Final bonus track (not including the various alternative versions, that is) ‘She’s Got Everything’ is charming enough in its breezy, ivory-tinkling, drum-fill-happy way but can be filed alongside ‘Big Black Smoke’ as a respectable second to the should-be classics of ‘Dead End Street’ and ‘This is Where I Belong’. Overall, there’s more than enough first-rate material on here to explore before diving into the Deluxe Edition of Something Else by The Kinks (click here for our review of that), in which the unlikely bedfellows of vaudeville and psychedelia begin to creep in, and Mick Avory and Pete Quaife start to come into their own as musicians…
Rocksucker says: Four and a Half Quails out of Five!
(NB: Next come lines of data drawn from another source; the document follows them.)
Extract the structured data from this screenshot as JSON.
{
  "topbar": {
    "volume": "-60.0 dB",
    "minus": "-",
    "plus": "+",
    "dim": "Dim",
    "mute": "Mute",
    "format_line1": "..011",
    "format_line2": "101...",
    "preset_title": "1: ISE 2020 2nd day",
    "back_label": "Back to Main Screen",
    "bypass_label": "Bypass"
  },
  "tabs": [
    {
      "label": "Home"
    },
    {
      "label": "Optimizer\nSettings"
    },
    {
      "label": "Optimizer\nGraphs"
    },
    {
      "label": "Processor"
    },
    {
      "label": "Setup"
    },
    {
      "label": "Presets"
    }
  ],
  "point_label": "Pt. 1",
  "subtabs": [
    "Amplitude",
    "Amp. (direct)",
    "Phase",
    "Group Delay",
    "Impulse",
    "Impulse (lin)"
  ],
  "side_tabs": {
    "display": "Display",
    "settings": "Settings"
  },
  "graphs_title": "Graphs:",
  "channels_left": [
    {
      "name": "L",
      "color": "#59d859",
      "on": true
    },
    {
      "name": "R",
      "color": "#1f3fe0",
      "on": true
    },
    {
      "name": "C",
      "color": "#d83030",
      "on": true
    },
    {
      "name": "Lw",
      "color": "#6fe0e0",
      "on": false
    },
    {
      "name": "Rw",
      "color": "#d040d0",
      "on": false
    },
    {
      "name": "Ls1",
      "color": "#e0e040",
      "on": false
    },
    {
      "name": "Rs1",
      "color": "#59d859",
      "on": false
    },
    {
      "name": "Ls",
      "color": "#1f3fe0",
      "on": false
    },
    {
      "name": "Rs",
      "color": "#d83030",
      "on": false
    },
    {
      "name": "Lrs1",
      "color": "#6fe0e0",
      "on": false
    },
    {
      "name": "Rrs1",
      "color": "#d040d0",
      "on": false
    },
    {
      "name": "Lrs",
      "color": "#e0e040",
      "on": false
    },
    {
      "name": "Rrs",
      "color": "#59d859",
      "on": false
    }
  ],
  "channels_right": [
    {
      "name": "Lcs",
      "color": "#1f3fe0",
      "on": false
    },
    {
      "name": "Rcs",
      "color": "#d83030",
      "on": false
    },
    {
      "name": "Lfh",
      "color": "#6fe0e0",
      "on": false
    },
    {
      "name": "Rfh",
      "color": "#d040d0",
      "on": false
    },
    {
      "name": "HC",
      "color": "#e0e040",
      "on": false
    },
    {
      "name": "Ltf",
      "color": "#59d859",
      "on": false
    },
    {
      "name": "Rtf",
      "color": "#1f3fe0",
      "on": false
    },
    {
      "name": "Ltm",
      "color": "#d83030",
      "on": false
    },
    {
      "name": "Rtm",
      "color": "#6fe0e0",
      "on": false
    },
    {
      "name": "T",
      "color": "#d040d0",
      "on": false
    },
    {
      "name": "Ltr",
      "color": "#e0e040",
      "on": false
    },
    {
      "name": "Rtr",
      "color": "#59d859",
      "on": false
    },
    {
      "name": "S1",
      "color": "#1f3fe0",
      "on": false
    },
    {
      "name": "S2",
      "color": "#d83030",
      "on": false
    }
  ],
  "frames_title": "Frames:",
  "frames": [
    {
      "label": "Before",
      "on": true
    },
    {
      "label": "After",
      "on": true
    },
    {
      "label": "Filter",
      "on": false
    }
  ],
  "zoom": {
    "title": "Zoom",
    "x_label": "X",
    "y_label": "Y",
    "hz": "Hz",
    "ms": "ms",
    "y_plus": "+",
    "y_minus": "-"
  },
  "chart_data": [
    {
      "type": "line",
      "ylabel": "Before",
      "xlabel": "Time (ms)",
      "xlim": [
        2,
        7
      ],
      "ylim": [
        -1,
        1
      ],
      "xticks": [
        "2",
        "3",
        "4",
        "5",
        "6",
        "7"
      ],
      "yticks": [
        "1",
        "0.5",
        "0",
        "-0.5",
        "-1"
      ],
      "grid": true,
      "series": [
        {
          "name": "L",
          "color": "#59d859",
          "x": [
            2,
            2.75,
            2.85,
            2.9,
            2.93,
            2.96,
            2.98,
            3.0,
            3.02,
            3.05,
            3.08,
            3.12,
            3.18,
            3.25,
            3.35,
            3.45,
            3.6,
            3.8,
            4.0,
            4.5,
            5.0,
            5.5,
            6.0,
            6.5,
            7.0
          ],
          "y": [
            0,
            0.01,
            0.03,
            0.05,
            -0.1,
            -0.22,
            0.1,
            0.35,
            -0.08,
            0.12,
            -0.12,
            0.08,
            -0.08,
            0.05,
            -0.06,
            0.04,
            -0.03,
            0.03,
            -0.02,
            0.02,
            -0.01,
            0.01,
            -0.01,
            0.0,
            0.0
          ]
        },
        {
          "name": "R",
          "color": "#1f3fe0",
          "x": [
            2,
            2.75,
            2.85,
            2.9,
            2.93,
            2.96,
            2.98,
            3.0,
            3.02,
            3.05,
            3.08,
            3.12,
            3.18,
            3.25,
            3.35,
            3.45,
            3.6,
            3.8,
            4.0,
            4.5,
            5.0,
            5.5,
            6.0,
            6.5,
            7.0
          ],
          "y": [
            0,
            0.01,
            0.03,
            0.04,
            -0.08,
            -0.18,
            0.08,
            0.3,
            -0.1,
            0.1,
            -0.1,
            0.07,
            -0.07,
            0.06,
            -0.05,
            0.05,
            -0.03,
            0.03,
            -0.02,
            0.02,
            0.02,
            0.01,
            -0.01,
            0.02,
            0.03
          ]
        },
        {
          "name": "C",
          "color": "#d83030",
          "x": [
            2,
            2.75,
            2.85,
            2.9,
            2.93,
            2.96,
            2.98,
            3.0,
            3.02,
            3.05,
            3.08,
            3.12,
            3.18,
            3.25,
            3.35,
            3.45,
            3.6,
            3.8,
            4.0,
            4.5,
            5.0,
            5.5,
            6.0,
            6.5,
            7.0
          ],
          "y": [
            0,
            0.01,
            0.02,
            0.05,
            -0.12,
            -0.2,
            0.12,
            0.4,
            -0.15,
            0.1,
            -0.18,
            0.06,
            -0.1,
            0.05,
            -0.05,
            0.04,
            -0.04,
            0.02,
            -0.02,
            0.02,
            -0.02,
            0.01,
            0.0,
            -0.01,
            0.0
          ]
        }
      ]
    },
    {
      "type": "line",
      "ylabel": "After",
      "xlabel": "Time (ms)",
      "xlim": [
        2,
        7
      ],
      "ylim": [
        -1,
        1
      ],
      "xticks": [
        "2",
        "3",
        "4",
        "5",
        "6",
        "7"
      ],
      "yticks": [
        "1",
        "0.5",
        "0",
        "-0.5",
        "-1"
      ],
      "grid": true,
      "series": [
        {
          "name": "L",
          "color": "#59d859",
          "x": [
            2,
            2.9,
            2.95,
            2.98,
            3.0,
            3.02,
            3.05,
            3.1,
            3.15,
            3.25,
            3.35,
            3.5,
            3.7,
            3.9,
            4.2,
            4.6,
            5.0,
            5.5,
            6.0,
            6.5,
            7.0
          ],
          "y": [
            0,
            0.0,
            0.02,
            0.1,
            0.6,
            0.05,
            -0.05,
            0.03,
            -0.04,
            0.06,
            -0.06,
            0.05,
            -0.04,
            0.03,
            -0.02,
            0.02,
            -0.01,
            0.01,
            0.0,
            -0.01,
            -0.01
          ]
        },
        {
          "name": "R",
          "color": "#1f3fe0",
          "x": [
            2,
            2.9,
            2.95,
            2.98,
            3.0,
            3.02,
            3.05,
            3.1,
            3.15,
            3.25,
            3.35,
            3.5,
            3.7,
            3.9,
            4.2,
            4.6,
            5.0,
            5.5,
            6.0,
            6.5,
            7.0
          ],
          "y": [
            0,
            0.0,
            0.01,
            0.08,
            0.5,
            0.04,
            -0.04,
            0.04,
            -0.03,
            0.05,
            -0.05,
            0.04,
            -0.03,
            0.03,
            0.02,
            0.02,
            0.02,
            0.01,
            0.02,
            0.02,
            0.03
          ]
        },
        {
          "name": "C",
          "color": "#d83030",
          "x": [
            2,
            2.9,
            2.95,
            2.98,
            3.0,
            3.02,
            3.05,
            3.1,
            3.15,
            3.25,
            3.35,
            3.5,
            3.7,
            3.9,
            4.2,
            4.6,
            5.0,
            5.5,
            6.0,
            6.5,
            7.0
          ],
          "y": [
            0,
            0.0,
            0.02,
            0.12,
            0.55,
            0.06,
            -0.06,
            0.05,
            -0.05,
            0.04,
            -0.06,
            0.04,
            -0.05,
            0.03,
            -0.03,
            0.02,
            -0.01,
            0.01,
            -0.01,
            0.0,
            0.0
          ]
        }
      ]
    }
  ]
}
Face to Face (Deluxe Version) is out now on Sanctuary Records. For all the very latest on The Kinks and Ray Davies, please visit the unofficial yet comprehensive fan site kindakinks.net – it also has the best collection of Kinks chords and tabs out there by a country mile!